───── RECORD EXTRACTS
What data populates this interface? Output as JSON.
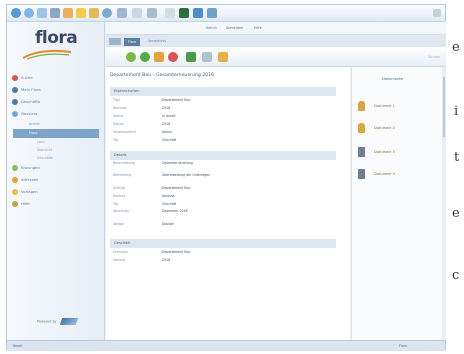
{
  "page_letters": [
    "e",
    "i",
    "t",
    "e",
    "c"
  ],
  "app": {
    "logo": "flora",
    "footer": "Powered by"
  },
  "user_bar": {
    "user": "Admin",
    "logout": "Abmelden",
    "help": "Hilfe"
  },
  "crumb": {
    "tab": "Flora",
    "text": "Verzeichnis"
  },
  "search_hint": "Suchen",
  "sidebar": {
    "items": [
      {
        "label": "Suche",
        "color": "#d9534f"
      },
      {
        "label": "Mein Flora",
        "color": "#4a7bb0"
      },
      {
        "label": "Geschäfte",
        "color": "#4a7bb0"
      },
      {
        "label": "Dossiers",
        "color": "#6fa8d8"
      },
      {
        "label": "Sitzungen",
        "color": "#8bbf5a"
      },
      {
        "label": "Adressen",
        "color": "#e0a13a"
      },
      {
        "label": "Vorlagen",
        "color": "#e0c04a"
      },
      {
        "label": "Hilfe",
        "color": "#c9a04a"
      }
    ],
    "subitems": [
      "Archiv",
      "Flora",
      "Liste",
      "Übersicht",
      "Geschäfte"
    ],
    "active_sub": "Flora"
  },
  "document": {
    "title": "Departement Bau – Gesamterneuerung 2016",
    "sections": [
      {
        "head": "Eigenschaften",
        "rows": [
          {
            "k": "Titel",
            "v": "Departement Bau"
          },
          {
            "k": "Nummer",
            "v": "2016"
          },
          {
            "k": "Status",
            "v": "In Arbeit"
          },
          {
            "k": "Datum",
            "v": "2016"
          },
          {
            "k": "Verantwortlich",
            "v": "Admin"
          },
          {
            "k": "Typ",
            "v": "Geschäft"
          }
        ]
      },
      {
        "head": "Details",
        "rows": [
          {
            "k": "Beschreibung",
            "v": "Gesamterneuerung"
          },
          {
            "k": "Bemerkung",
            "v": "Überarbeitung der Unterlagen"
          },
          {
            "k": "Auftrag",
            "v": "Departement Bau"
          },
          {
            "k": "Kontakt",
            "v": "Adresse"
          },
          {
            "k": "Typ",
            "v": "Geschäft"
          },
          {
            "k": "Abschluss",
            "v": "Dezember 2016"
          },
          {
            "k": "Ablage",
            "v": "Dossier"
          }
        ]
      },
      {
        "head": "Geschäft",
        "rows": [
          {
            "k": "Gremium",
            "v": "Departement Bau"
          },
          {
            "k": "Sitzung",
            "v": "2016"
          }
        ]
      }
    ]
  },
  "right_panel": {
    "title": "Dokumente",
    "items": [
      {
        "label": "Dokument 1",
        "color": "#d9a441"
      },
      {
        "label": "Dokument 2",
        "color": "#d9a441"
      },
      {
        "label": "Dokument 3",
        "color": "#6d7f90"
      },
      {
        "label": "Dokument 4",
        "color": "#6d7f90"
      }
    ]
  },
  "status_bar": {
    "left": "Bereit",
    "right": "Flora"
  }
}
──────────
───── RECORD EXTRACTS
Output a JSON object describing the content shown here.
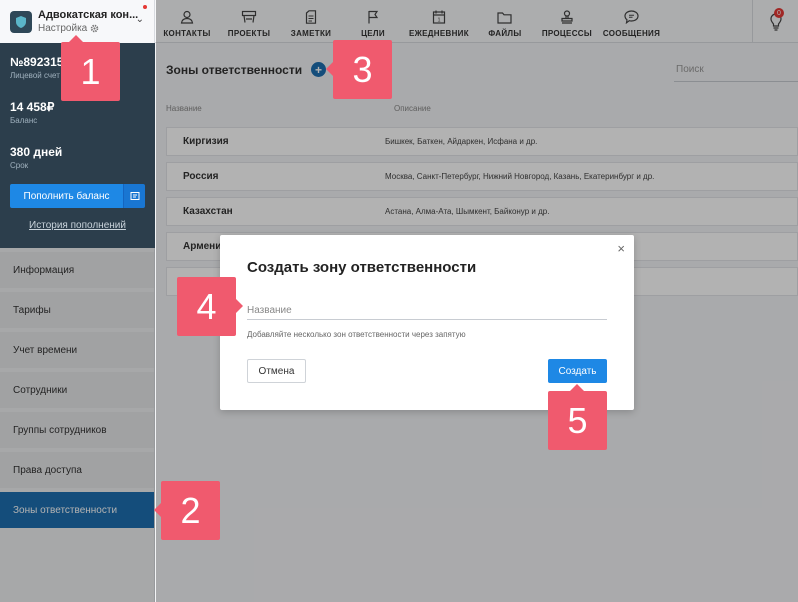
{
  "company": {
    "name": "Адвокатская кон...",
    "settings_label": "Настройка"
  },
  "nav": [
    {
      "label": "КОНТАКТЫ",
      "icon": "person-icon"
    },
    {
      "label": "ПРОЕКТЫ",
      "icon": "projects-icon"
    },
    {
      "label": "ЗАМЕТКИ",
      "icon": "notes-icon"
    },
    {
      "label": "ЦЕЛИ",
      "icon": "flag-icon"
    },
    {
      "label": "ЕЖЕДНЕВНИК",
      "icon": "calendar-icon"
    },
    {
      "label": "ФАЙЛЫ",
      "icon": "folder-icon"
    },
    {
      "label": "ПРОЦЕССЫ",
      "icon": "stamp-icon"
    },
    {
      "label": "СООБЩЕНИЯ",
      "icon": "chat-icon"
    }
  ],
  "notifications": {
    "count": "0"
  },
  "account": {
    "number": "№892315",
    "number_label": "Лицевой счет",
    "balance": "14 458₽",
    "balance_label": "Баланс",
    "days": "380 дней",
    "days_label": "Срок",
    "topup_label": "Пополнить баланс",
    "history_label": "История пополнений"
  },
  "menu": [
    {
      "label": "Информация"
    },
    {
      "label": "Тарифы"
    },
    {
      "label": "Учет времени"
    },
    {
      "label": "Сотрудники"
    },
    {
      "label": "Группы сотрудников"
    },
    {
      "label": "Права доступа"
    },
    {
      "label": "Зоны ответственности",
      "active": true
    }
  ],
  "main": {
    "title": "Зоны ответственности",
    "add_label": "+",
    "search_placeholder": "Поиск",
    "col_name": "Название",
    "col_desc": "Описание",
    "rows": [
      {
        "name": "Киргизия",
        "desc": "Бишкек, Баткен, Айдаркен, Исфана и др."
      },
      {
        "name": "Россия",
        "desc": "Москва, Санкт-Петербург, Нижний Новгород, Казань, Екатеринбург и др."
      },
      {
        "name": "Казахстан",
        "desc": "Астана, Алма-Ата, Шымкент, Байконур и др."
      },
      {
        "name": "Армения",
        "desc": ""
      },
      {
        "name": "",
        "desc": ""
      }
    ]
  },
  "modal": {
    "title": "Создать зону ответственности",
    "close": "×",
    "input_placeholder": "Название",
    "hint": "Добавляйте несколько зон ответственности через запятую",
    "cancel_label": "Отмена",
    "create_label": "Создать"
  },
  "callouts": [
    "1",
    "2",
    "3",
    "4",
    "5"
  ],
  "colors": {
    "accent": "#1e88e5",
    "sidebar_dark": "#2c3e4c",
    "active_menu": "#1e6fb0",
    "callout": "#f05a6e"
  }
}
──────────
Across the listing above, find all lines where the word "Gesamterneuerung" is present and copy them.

◆ RESULT OF THIS EXERCISE:
    "title": "Departement Bau – Gesamterneuerung 2016",
            "v": "Gesamterneuerung"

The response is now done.